Hyacinthe rests his forehead on his palm and lets the steam from his tea bring tears to his eyes. “Why did you even take that thing,” he mutters in despair.
Reborn doesn’t answer. In fact, he is suspiciously silent. Hyacinthe raises his head again and tells himself that he isn’t disappointed to see the other end of the table empty, with only a dirty cup of coffee left behind.
Fucker even had time to finish his espresso.
“Are you all right?” Sawada’s wife asks kindly, and Hyacinthe suffers a brief moment of needing to grab her skirt the way those kids earlier had and cry.
“I’m fine,” he answered instead.

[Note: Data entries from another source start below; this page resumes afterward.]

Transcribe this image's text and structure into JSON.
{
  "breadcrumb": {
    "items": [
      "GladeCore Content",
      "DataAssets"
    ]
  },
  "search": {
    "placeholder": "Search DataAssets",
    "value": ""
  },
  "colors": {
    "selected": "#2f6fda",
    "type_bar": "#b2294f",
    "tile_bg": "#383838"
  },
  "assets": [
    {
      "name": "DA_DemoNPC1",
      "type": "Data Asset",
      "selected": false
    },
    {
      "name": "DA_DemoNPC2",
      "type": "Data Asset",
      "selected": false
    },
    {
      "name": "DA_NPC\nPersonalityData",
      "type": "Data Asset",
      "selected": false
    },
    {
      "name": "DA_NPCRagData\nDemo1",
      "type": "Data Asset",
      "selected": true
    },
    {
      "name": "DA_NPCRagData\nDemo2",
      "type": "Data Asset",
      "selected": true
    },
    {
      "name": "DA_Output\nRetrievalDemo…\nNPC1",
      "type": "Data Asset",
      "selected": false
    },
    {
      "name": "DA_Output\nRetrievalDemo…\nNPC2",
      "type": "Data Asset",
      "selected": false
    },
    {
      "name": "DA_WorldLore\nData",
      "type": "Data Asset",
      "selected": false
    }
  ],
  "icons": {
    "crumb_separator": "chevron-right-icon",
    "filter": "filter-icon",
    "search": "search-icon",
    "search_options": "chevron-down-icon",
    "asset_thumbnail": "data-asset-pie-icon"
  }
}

He takes a sip of tea to calm down and chokes at the heat of it, but manages to swallow it without making a bigger mess of himself. “Just tired.”
“You can stay here if you want,” she offers.

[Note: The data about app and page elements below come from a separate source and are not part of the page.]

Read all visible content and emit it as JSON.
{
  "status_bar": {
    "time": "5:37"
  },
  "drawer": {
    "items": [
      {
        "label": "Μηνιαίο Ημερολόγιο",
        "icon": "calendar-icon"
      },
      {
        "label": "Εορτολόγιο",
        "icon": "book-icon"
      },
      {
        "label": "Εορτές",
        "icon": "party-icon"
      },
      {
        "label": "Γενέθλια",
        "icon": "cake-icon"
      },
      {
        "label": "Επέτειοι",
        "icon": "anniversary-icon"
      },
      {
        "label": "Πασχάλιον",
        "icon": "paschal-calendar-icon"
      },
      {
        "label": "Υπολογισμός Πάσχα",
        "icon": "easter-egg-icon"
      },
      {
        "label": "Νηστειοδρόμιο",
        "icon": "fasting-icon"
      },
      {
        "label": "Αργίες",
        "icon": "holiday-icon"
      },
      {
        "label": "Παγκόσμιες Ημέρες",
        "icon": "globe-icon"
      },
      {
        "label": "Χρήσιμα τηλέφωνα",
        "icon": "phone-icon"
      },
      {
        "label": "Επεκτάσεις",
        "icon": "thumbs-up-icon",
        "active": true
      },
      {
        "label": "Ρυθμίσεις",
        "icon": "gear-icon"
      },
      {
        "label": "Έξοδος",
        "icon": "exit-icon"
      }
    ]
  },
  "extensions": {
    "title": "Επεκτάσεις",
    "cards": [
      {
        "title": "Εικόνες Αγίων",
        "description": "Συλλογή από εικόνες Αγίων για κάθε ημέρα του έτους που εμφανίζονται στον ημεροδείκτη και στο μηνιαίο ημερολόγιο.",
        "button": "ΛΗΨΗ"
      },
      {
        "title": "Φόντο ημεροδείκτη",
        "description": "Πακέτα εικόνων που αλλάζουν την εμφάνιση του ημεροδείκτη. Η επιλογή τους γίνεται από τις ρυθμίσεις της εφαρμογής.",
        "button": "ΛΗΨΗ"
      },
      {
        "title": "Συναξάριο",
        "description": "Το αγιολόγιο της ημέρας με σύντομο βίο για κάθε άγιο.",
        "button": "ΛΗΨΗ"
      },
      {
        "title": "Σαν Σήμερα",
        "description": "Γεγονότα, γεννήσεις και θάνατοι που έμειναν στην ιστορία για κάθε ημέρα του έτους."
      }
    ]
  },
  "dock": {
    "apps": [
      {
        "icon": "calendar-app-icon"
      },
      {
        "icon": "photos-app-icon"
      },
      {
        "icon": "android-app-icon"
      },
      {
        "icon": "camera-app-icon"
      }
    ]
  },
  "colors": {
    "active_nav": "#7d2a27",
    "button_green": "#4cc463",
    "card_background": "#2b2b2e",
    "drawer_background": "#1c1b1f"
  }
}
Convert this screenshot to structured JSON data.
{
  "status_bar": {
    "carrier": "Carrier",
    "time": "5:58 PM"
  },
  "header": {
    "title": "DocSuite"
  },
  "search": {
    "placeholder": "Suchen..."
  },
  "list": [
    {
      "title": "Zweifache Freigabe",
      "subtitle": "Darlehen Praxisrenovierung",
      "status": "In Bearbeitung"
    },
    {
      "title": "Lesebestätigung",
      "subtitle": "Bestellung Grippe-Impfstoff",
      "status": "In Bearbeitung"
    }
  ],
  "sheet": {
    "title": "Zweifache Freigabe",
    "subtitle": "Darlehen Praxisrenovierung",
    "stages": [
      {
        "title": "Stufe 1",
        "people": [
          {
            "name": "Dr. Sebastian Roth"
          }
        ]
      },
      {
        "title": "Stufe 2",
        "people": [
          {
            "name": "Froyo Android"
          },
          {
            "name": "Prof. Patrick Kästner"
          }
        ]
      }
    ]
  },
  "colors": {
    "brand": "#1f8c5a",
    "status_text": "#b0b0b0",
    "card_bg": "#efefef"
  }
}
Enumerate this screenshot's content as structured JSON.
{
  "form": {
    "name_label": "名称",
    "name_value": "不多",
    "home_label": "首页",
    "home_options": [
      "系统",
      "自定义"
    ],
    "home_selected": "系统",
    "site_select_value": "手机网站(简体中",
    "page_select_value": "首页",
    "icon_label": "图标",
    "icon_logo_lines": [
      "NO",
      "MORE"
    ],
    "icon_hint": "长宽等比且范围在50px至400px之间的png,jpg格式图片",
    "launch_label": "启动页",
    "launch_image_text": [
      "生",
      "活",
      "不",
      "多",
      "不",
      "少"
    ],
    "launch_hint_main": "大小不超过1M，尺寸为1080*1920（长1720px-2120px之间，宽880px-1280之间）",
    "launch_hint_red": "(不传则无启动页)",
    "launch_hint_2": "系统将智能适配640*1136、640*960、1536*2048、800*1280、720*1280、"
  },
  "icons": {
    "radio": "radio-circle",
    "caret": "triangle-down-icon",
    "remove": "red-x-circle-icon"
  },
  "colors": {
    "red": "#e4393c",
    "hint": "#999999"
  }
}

“No, no.” Hyacinthe shakes his hands in front of himself. “I’m good, I have a room at a hotel not too far—”
“We have a spare room you could use. I’d be happy to welcome you.”

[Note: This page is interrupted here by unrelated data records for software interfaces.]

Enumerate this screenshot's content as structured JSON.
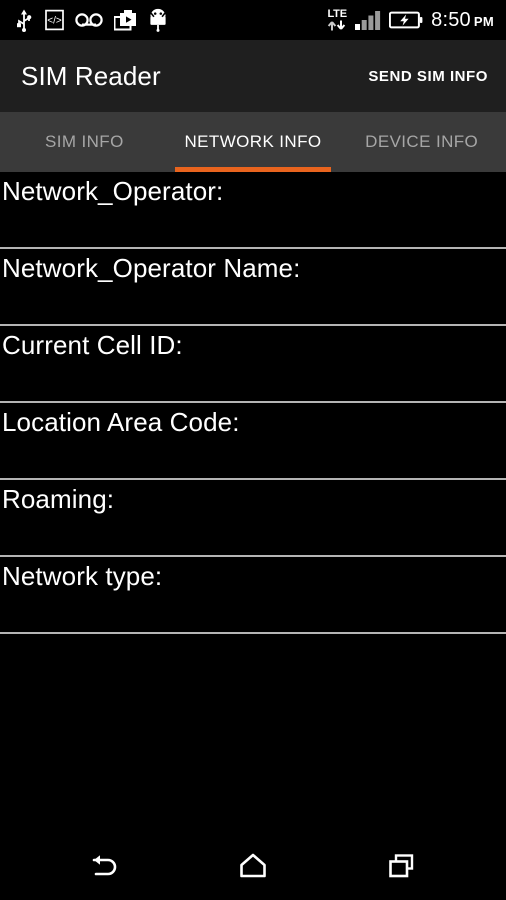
{
  "status_bar": {
    "left_icons": [
      {
        "name": "usb-icon",
        "label": "USB"
      },
      {
        "name": "developer-code-icon",
        "label": "Developer options"
      },
      {
        "name": "voicemail-icon",
        "label": "Voicemail"
      },
      {
        "name": "media-briefcase-icon",
        "label": "Media"
      },
      {
        "name": "android-robot-icon",
        "label": "Android"
      }
    ],
    "network_type": "LTE",
    "data_arrows": "up-down",
    "signal_bars_filled": 3,
    "signal_bars_total": 4,
    "battery_state": "charging",
    "time": "8:50",
    "am_pm": "PM"
  },
  "app_bar": {
    "title": "SIM Reader",
    "action_label": "SEND SIM INFO"
  },
  "tabs": {
    "active_index": 1,
    "accent_color": "#e8641e",
    "items": [
      {
        "label": "SIM INFO",
        "name": "tab-sim-info"
      },
      {
        "label": "NETWORK INFO",
        "name": "tab-network-info"
      },
      {
        "label": "DEVICE INFO",
        "name": "tab-device-info"
      }
    ]
  },
  "network_info": {
    "rows": [
      {
        "label": "Network_Operator:",
        "value": ""
      },
      {
        "label": "Network_Operator Name:",
        "value": ""
      },
      {
        "label": "Current Cell ID:",
        "value": ""
      },
      {
        "label": "Location Area Code:",
        "value": ""
      },
      {
        "label": "Roaming:",
        "value": ""
      },
      {
        "label": "Network type:",
        "value": ""
      }
    ]
  },
  "nav_bar": {
    "buttons": [
      {
        "name": "nav-back-button",
        "label": "Back"
      },
      {
        "name": "nav-home-button",
        "label": "Home"
      },
      {
        "name": "nav-recents-button",
        "label": "Recent apps"
      }
    ]
  },
  "colors": {
    "background": "#000000",
    "app_bar": "#1f1f1f",
    "tab_bar": "#3a3a3a",
    "accent": "#e8641e",
    "divider": "#b4b4b4",
    "inactive_tab_text": "#a6a6a6"
  }
}
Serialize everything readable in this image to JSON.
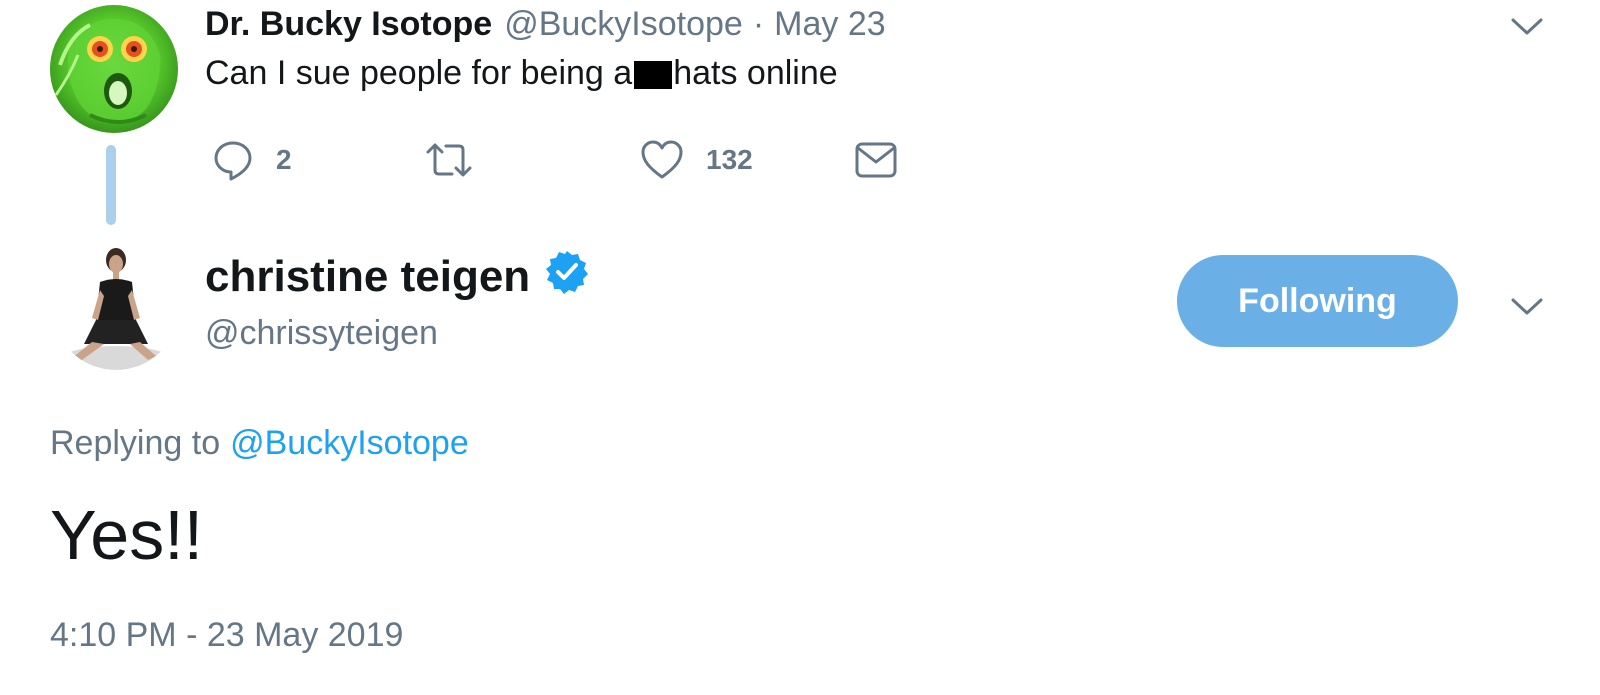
{
  "parent_tweet": {
    "author_name": "Dr. Bucky Isotope",
    "handle": "@BuckyIsotope",
    "separator": "·",
    "date": "May 23",
    "text_before": "Can I sue people for being a",
    "text_after": "hats online",
    "actions": {
      "reply_count": "2",
      "retweet_count": "",
      "like_count": "132"
    },
    "icons": [
      "reply-icon",
      "retweet-icon",
      "heart-icon",
      "envelope-icon",
      "chevron-down-icon"
    ]
  },
  "main_tweet": {
    "author_name": "christine teigen",
    "verified": true,
    "handle": "@chrissyteigen",
    "follow_label": "Following",
    "replying_prefix": "Replying to",
    "replying_to": "@BuckyIsotope",
    "text": "Yes!!",
    "timestamp": "4:10 PM - 23 May 2019"
  },
  "colors": {
    "accent": "#1da1f2",
    "following_button": "#6aafe6",
    "secondary_text": "#657786",
    "thread_line": "#aad0ee",
    "primary_text": "#14171a"
  }
}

“Tsuna,” she calls, and then she gives a series of fast-paced instruction to her son in Japanese that make Tsuna go wide-eyed and a little pale as he looks between his mom and Hyacinthe himself.
There’s nothing Hyacinthe can do. Within an hour he’s calling his hotel to cancel his reservation and telling them to keep all the money he paid in exchange for fast delivery of all his things to Sawada Nana’s address, and Nana herself looks the picture of fulfilled joy, hands busy above the stove as she cooks a literal feast.
Hyacinthe does what he can to help, but he’s never been a very adept cook. It’s easy enough to chop vegetables and maintain small talk in English with Nana, though. It feels homely. Nana gives blunt knives to the two kids running around their legs and instructs them to peel some extra potatoes she apparently bought for the purpose of being butchered by five-year-olds.
Everything about her exudes motherhood. Hyacinthe has to remind himself several times that he faces certain death if he tries to flirt with her.
“So you like Reborn?” she asks over sizzling pork belly, because of course she caught that. Hyacinthe isn’t very subtle.
“I want to f—fight him. I want to fight him,” Hyacinthe corrects her, and himself.
“I want him to step on my skull and crush it, killing me instantly,” he adds, because it’s better than telling her he wishes Reborn was fucking him over the surface of his hotel room’s tiny kitchen counter.
Nana hums contentedly. Hyacinthe looks back to the pastry dough he’s kneading, except there’s a fully grown chameleon now right next to his hand that looks nothing like Fantasma but has the same intelligence in its beady eyes.
Hyacinthe looks up. Reborn is staring at him from the couch, dressed in shorts and boxer’s gloves and with an elephant hat on his head, but, yeah, he’s mostly naked. Hyacinthe feels the conflicting urge to kill him and lick him.
Give me back my manuscript, he mouths at him.
Reborn sips his coffee and smirks, showing a row of perfect white teeth.
Hyacinthe can’t come back to Florence without the manuscript. Everything in the archive is his responsibility, and he feels strongly about this, because the Vongola archives gave him back a sense of purpose. He was lost before meeting Nono’s Mist and he’s aware of it now, and the manor is his home in a way nothing has been, and Vongola is his Family. He knows Mammon is expecting him despite everything they say. He knows he can’t stand the thought of going back empty-handed after the Ninth himself has sent him.
He doesn’t like this house and all its hurt children, or how exposed his presence here makes him to the CEDEF’s whim. Nono would protect him… probably. But Hyacinthe isn’t supposed to know everything going on here. No one is supposed to know who the future Decimo is.
He’s not supposed to tell anyone, including his best friend, and he’d rather get out of here fast and avoid making new unnecessary discoveries that he’ll have to carry to an early grave.
Reborn wiggles his pinky finger at him mockingly, and Hyacinthe thinks, Fuck it.
He’ll get his file back. Even if he has to spend months here to get it.